Heathers star Grace Victoria Cox on why we’re still obsessed with mean girls


Jawbreaker’s sadistic Courtney Shayne. Cruel Intentions’ scheming Kathryn Merteuil. Mean Girls’ popular Regina George. At the expense of glamorizing the vicious high school queen bee—the archetype at the nucleus of the teen film at large—we can’t deny our collective obsession with the mean girl. As for 22-year-old Heathers star Grace Victoria Cox, who plays Veronica Sawyer in Paramount Network’s 2018 TV series, Cox says she can “think of one person in particular who was that girl for me.”

“I feel like the mean girl is so prevalent in pop culture because it’s something that everyone has experienced,” she explains over the phone. “Everybody knows who that mean girl was in their school and you wonder why they are like that, or what it would be like to be that mean girl because she’s so popular. While you dislike her, you’re curious about her. She’s fascinating.”

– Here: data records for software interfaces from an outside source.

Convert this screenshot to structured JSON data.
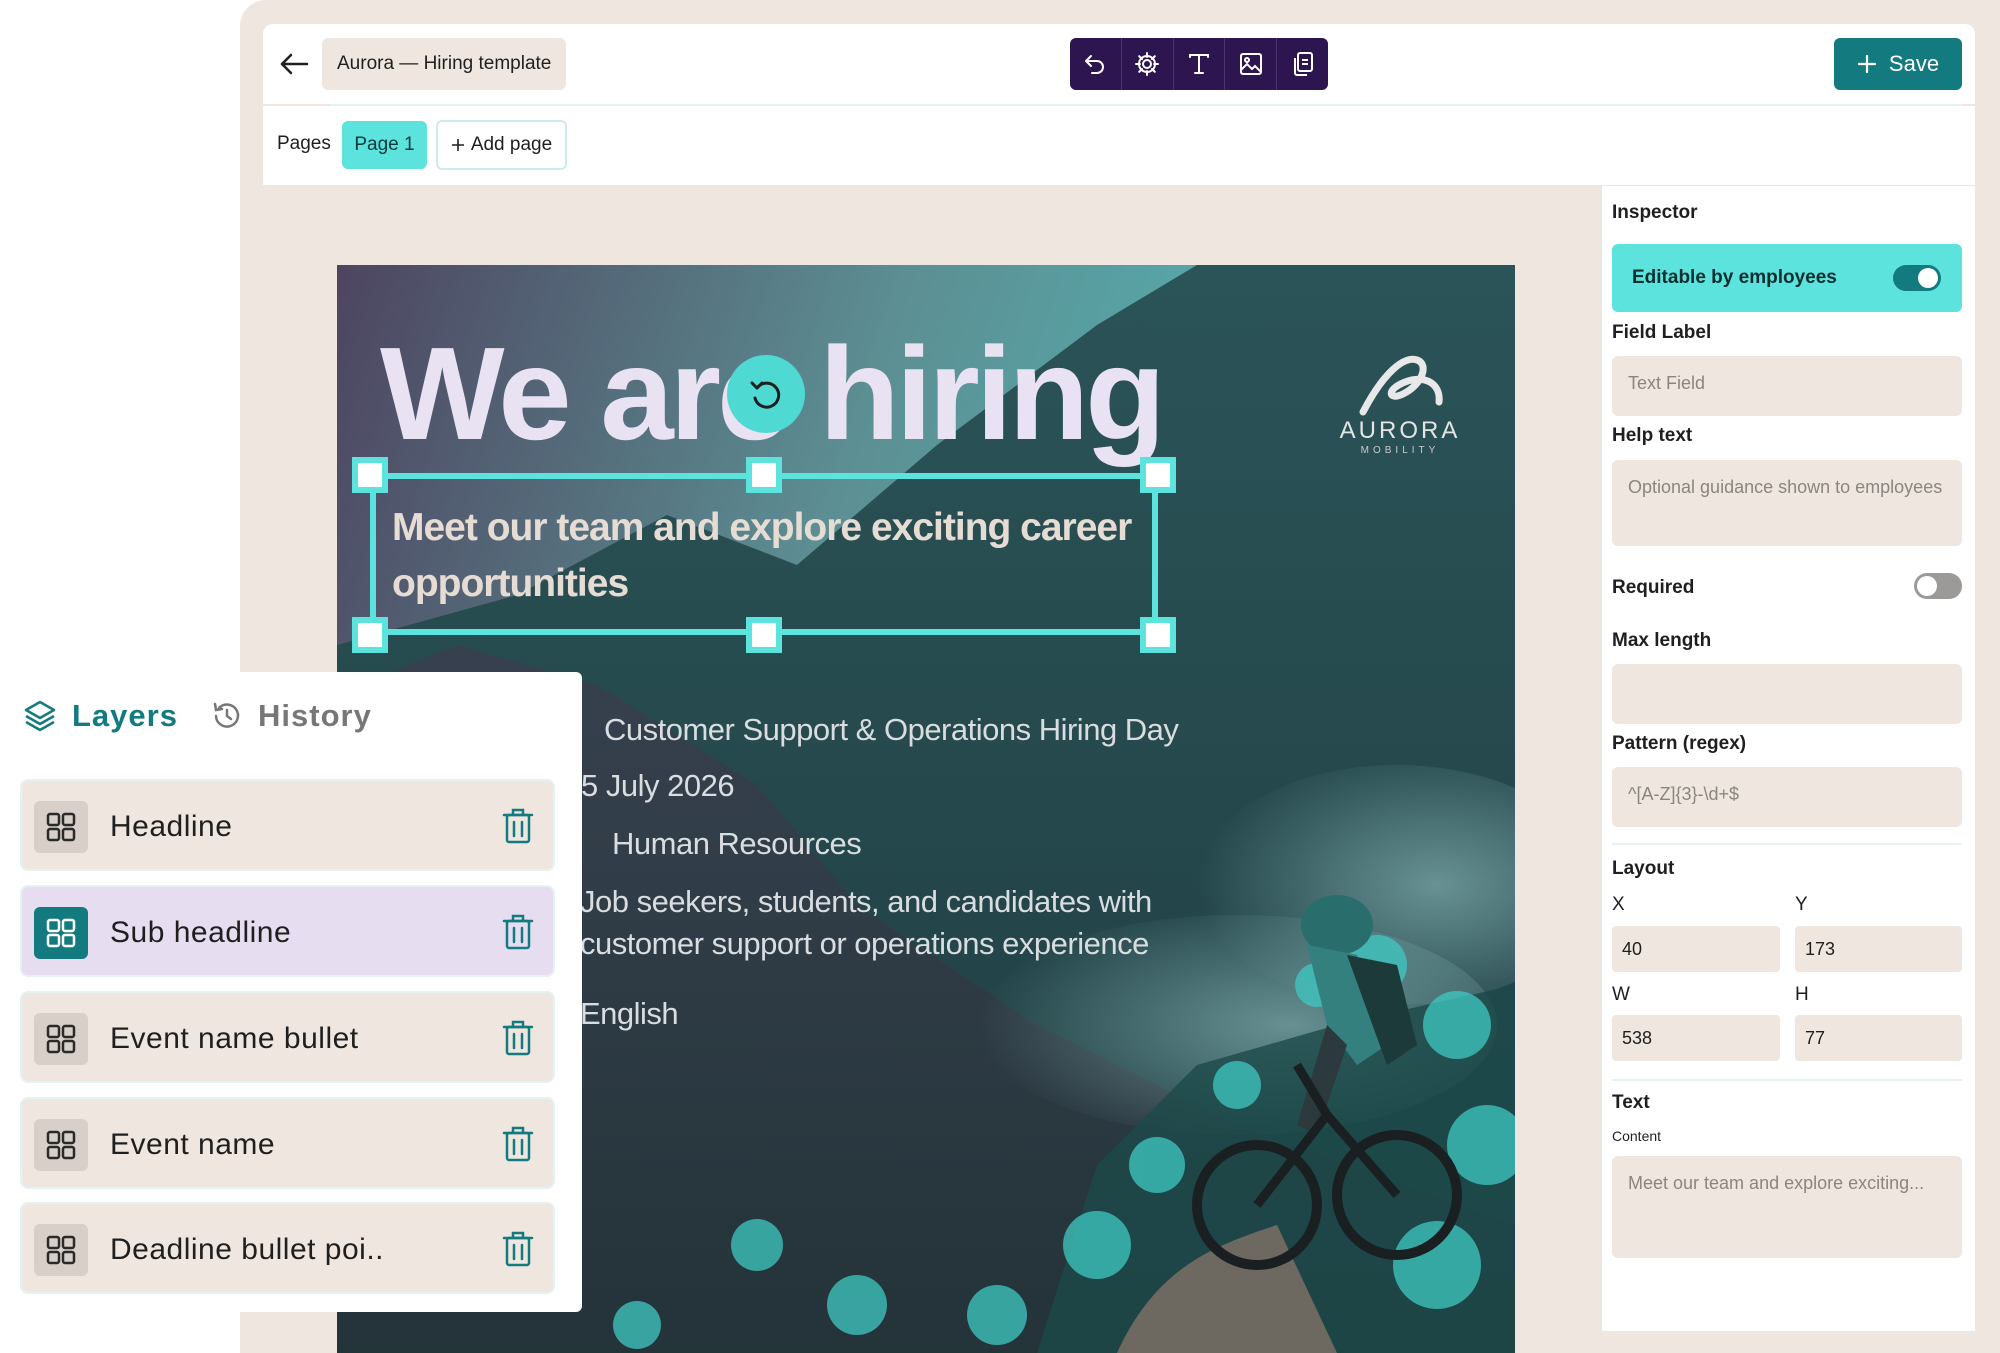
{
  "header": {
    "back_icon": "arrow-left-icon",
    "document_title": "Aurora — Hiring template",
    "toolbar_icons": [
      "undo-icon",
      "settings-icon",
      "text-icon",
      "image-icon",
      "duplicate-icon"
    ],
    "save_label": "Save"
  },
  "pages": {
    "label": "Pages",
    "tabs": [
      {
        "label": "Page 1",
        "active": true
      }
    ],
    "add_label": "Add page"
  },
  "poster": {
    "headline": "We are hiring",
    "subheadline": "Meet our team and explore exciting career opportunities",
    "event_name": "Customer Support & Operations Hiring Day",
    "date": "5 July 2026",
    "department": "Human Resources",
    "audience_line1": "Job seekers, students, and candidates with",
    "audience_line2": "customer support or operations experience",
    "language": "English",
    "logo_word": "AURORA",
    "logo_sub": "MOBILITY"
  },
  "inspector": {
    "title": "Inspector",
    "editable_label": "Editable by employees",
    "editable_on": true,
    "field_label_title": "Field Label",
    "field_label_placeholder": "Text Field",
    "help_text_title": "Help text",
    "help_text_placeholder": "Optional guidance shown to employees",
    "required_label": "Required",
    "required_on": false,
    "max_length_label": "Max length",
    "max_length_value": "",
    "pattern_label": "Pattern (regex)",
    "pattern_placeholder": "^[A-Z]{3}-\\d+$",
    "layout_title": "Layout",
    "x_label": "X",
    "x_value": "40",
    "y_label": "Y",
    "y_value": "173",
    "w_label": "W",
    "w_value": "538",
    "h_label": "H",
    "h_value": "77",
    "text_title": "Text",
    "content_label": "Content",
    "content_value": "Meet our team and explore exciting..."
  },
  "layers_panel": {
    "tab_layers": "Layers",
    "tab_history": "History",
    "active_tab": "Layers",
    "items": [
      {
        "label": "Headline",
        "active": false
      },
      {
        "label": "Sub headline",
        "active": true
      },
      {
        "label": "Event name bullet",
        "active": false
      },
      {
        "label": "Event name",
        "active": false
      },
      {
        "label": "Deadline bullet poi..",
        "active": false
      }
    ]
  },
  "colors": {
    "accent": "#137a80",
    "highlight": "#5ce3dd",
    "toolbar": "#2d1650",
    "panel_bg": "#efe7df",
    "active_layer": "#e6def0"
  }
}
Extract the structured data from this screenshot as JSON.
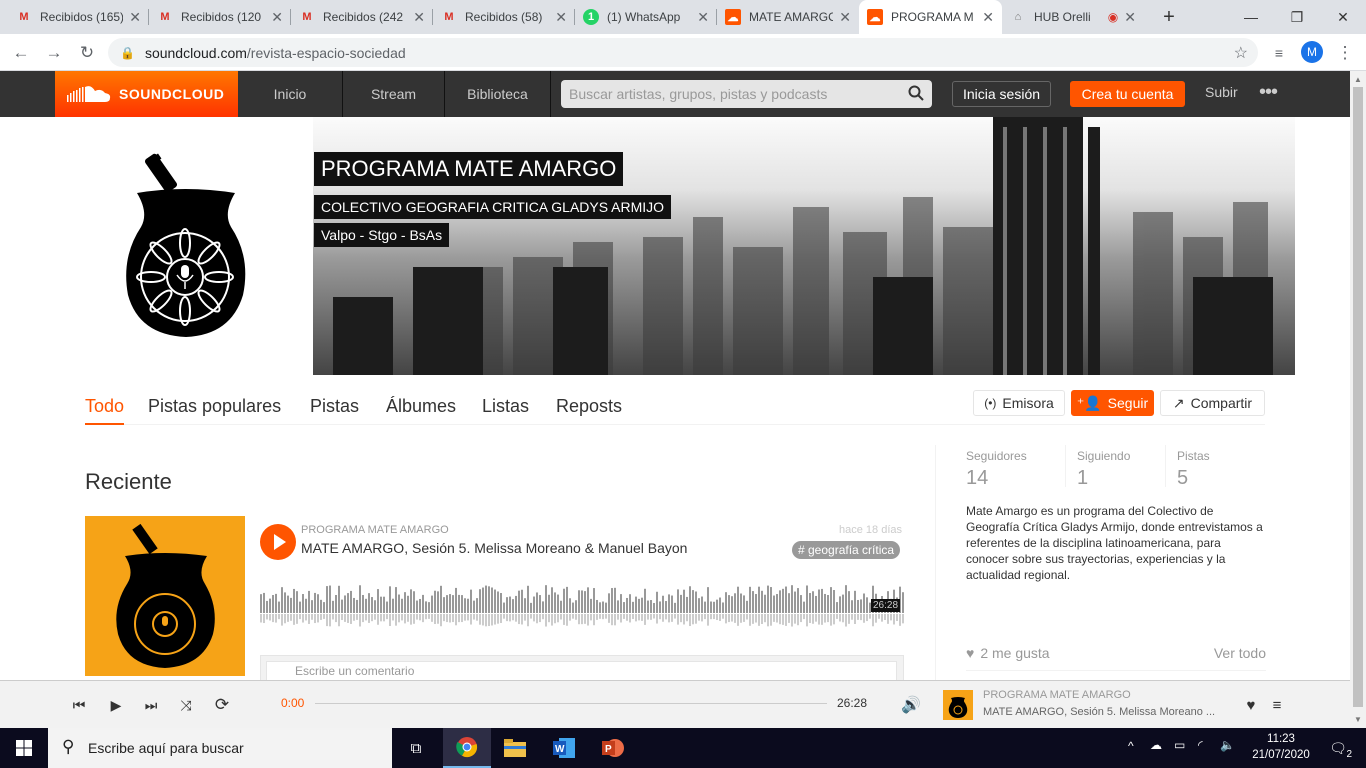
{
  "browser": {
    "tabs": [
      {
        "icon": "gmail-icon",
        "title": "Recibidos (165)"
      },
      {
        "icon": "gmail-icon",
        "title": "Recibidos (120"
      },
      {
        "icon": "gmail-icon",
        "title": "Recibidos (242"
      },
      {
        "icon": "gmail-icon",
        "title": "Recibidos (58)"
      },
      {
        "icon": "whatsapp-icon",
        "title": "(1) WhatsApp"
      },
      {
        "icon": "soundcloud-icon",
        "title": "MATE AMARGO"
      },
      {
        "icon": "soundcloud-icon",
        "title": "PROGRAMA M"
      },
      {
        "icon": "hub-icon",
        "title": "HUB Orelli"
      }
    ],
    "whatsapp_badge": "1",
    "url_domain": "soundcloud.com",
    "url_path": "/revista-espacio-sociedad",
    "profile_initial": "M"
  },
  "sc": {
    "logo_text": "SOUNDCLOUD",
    "nav": [
      "Inicio",
      "Stream",
      "Biblioteca"
    ],
    "search_placeholder": "Buscar artistas, grupos, pistas y podcasts",
    "signin": "Inicia sesión",
    "create": "Crea tu cuenta",
    "upload": "Subir",
    "more": "•••"
  },
  "profile": {
    "name": "PROGRAMA MATE AMARGO",
    "subtitle": "COLECTIVO GEOGRAFIA CRITICA GLADYS ARMIJO",
    "location": "Valpo - Stgo - BsAs",
    "tabs": [
      "Todo",
      "Pistas populares",
      "Pistas",
      "Álbumes",
      "Listas",
      "Reposts"
    ],
    "actions": {
      "station": "Emisora",
      "follow": "Seguir",
      "share": "Compartir"
    }
  },
  "recent": {
    "heading": "Reciente",
    "track": {
      "user": "PROGRAMA MATE AMARGO",
      "title": "MATE AMARGO, Sesión 5. Melissa Moreano & Manuel Bayon",
      "date": "hace 18 días",
      "tag": "# geografía crítica",
      "duration": "26:28",
      "comment_placeholder": "Escribe un comentario"
    }
  },
  "sidebar": {
    "stats": [
      {
        "label": "Seguidores",
        "value": "14"
      },
      {
        "label": "Siguiendo",
        "value": "1"
      },
      {
        "label": "Pistas",
        "value": "5"
      }
    ],
    "bio": "Mate Amargo es un programa del Colectivo de Geografía Crítica Gladys Armijo, donde entrevistamos a referentes de la disciplina latinoamericana, para conocer sobre sus trayectorias, experiencias y la actualidad regional.",
    "likes": "2 me gusta",
    "view_all": "Ver todo"
  },
  "player": {
    "current": "0:00",
    "duration": "26:28",
    "progress": 0,
    "user": "PROGRAMA MATE AMARGO",
    "title": "MATE AMARGO, Sesión 5. Melissa Moreano ..."
  },
  "taskbar": {
    "search_placeholder": "Escribe aquí para buscar",
    "time": "11:23",
    "date": "21/07/2020",
    "notifications": "2"
  },
  "colors": {
    "accent": "#ff5500",
    "header": "#333333",
    "cover": "#f6a317"
  }
}
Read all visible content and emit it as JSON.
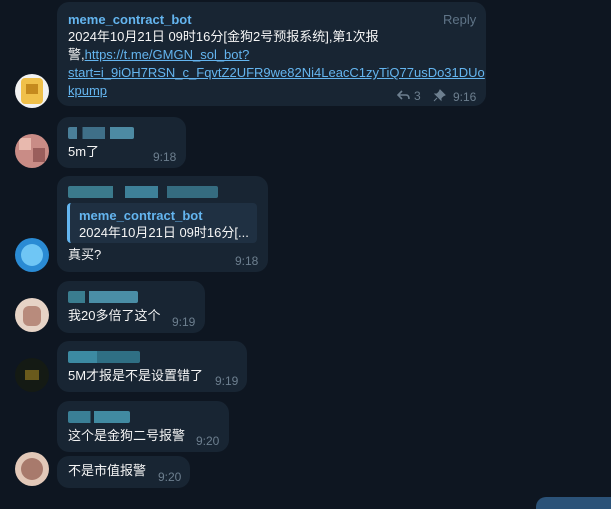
{
  "messages": {
    "m1": {
      "sender": "meme_contract_bot",
      "reply_label": "Reply",
      "line1": "2024年10月21日 09时16分[金狗2号预报系统],第1次报",
      "line2_prefix": "警,",
      "link_part1": "https://t.me/GMGN_sol_bot?",
      "link_part2": "start=i_9iOH7RSN_c_FqvtZ2UFR9we82Ni4LeacC1zyTiQ77usDo31DUo",
      "link_part3": "kpump",
      "reply_count": "3",
      "time": "9:16"
    },
    "m2": {
      "text": "5m了",
      "time": "9:18"
    },
    "m3": {
      "quote_sender": "meme_contract_bot",
      "quote_text": "2024年10月21日 09时16分[...",
      "text": "真买?",
      "time": "9:18"
    },
    "m4": {
      "text": "我20多倍了这个",
      "time": "9:19"
    },
    "m5": {
      "text": "5M才报是不是设置错了",
      "time": "9:19"
    },
    "m6": {
      "text": "这个是金狗二号报警",
      "time": "9:20"
    },
    "m7": {
      "text": "不是市值报警",
      "time": "9:20"
    }
  },
  "colors": {
    "background": "#0e1621",
    "bubble": "#182533",
    "accent": "#64b5ef",
    "muted": "#6d7f8f"
  }
}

Growing up amid the horse farms and racetracks of Lexington, Kentucky, Cox attended both a “normal high school” and boarding school before finishing her senior year online. The unique experience was “typical, but pretty good,” she decides, adding that as an introvert, she often struggled to keep up with the big personalities of her arts school peers. “You have people that are your good pals and then there are people that are mean to you just ‘cause they’re mean to everybody. I feel like that’s just high school, you know?”

When it comes to the titular (and diversified) Heathers of her upcoming show, which is loosely based on the 1989 film of the same name, Cox “couldn’t have asked for a better group of people.” The rising actress, who moved to Los Angeles at the age of 17 and was recently cast in Joe Berlinger’s Ted Bundy film, Extremely Wicked, Shockingly Evil, And Vile, emphasizes the strong messaging behind the dark teen comedy anthology, which was ordered to series back in January 2017.

Despite being packaged in surrealist, neon-bathed satire, the universal importance of the core issues Heathers tackles—suicide, mental health, self-image, empathy—is not lost on Cox. “So much of Heathers is exploring how terrible people can be, and how the signs that someone needs help can be there, and people just don’t reach out.”

The innate duality of character and self-presentation—even when it comes to the mean girl—plays another major role in the show’s unsurprisingly timely narrative: “We tried to explore what it actually means to be a good person, but in a very extreme, not-grounded-in-reality way. Everybody has shortcomings and things that they’re doing wrong. And everybody, for the most part, is trying to be good, but sometimes they don’t realize they’re being hypocritical. Heathers definitely explores all of that but from the standpoint that everyone is a little bad, and I think that’s really interesting. Heathers will make people feel for people that they don’t want to feel for.”

Meanwhile, for diehard fans of the original cult classic, Veronica Sawyer 2.0 promises that she’s not, like, trying to kill your best friend. “I totally understand people being nervous. It’s always a scary thing whenever something that you love is being rebooted or remade because that’s just terrifying,” Cox empathizes.

“Our show is very much a love letter to the original. In no way are we a replacement, though, or a remake—it lives in its own world. I think that for Heathers fans, when they watch the show, they will feel relieved and also excited because it’s something that contains a lot of pieces of what we know and love, but it’s different. I think it will give them something new to enjoy.”

And while it’s hardly reaching to say that an entire generation of little girls grew up wanting to be just like Winona Ryder, ultimate cool girl and star of movies like Edward Scissorhands and Girl, Interrupted, for Cox, her approach to filling the iconic actress’ shoes was less about starry-eyed emulation and more about paying homage.

“I watched Heathers for the first time when I was younger. I watched it again when I found out I was auditioning for the role … And then I tried not to watch it anymore because Winona was the perfect Veronica Sawyer. I just didn’t want to compare myself to her too much … I could use what she had done as a good blueprint when I needed something to draw from, but I didn’t want to study it too much because I am in no way trying to be like Winona—I would fail miserably!”